“I was so grateful to be invited to this meeting – what a fabulous event,” commented Giulio Draetta, MD, PhD, director of the MD Anderson Institute for Applied Cancer Science and the principal investigator of a $1 million Research Acceleration Network Grant awarded in 2014, funded to honor the legacy of Skip Viragh.
He continued, “I’m not used to that sort of attention, though – being onstage with all the cheering and photo-taking was a bit of a stretch for an introverted guy like me!”
Approximately 100 researchers and guests then transitioned to the scientific meeting, which consisted of expert-moderated sessions that highlighted hot topics in pancreatic cancer research and included sharply focused talks and time for robust discussion.
Topics discussed ranged from improving early detection for the disease and understanding how pancreatic cancer cells metabolize (break down) nutrients differently from healthy cells to strategies to harness the patient’s immune system to fight off their tumor.
“We were thrilled with the energy and participation in the room,” said Lynn Matrisian, PhD, MBA, our chief research officer. “Gatherings like these reinvigorate researchers to return to their labs and clinics and fight even harder against this disease.”
The volunteers and researchers came together again on Friday night for a Southwestern-themed evening of delicious barbecue, enthusiastic country line-dancing and opportunities for our early-career grantees to present their projects via poster presentations.
Saturday provided another half-day of scientific presentations, which included an in-depth case report of a project funded by us in its early, basic science phase, and following the project’s trajectory to clinical testing and the development of a biotechnology company.
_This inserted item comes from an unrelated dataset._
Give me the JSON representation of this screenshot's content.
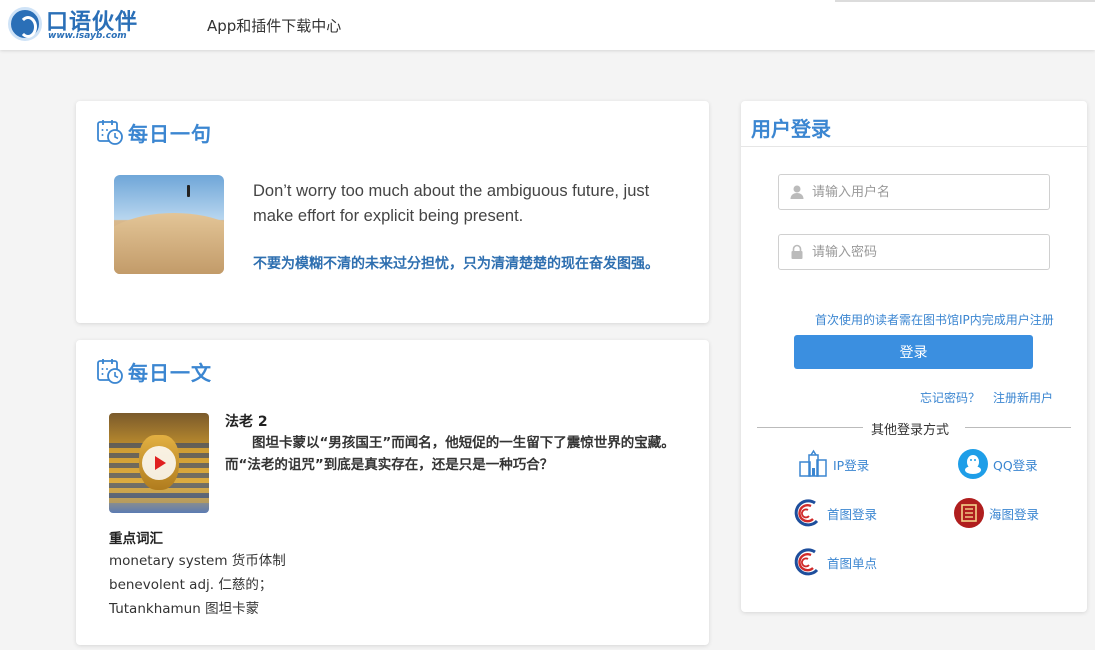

The final session on Saturday focused on personalized, or precision, medicine, and our very own Matrisian was one of the speakers. She discussed our Know Your TumorSM precision medicine service and other highly promising upcoming initiatives being undertaken by our organization.
Following the meeting, Matrisian noted, “It fills us with tremendous hope, knowing that these brilliant and passionate scientists and clinicians are moving us closer each and every day to our goal of doubling pancreatic cancer survival by 2020.”